For this task, every record below must be reproduced exactly.

═════ Data ═════

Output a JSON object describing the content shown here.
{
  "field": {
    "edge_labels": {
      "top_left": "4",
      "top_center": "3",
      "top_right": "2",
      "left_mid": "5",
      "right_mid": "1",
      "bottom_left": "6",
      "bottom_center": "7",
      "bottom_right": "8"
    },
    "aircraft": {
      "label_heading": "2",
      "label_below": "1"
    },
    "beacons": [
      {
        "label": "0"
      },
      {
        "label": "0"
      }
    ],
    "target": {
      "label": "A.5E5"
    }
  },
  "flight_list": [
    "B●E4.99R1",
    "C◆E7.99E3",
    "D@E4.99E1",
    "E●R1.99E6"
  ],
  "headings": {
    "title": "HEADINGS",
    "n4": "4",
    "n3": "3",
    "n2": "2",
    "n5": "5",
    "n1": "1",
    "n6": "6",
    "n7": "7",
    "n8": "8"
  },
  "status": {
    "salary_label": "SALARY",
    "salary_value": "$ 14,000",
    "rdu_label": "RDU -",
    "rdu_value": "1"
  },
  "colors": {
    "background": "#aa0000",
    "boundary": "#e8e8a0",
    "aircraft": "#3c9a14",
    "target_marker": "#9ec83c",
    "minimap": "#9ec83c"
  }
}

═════

Written solution:
Output a JSON object describing the content shown here.
{
  "field": {
    "edge_labels": {
      "top_left": "4",
      "top_center": "3",
      "top_right": "2",
      "left_mid": "5",
      "right_mid": "1",
      "bottom_left": "6",
      "bottom_center": "7",
      "bottom_right": "8"
    },
    "aircraft": {
      "label_heading": "2",
      "label_below": "1"
    },
    "beacons": [
      {
        "label": "0"
      },
      {
        "label": "0"
      }
    ],
    "target": {
      "label": "A.5E5"
    }
  },
  "flight_list": [
    "B●E4.99R1",
    "C◆E7.99E3",
    "D@E4.99E1",
    "E●R1.99E6"
  ],
  "headings": {
    "title": "HEADINGS",
    "n4": "4",
    "n3": "3",
    "n2": "2",
    "n5": "5",
    "n1": "1",
    "n6": "6",
    "n7": "7",
    "n8": "8"
  },
  "status": {
    "salary_label": "SALARY",
    "salary_value": "$ 14,000",
    "rdu_label": "RDU -",
    "rdu_value": "1"
  },
  "colors": {
    "background": "#aa0000",
    "boundary": "#e8e8a0",
    "aircraft": "#3c9a14",
    "target_marker": "#9ec83c",
    "minimap": "#9ec83c"
  }
}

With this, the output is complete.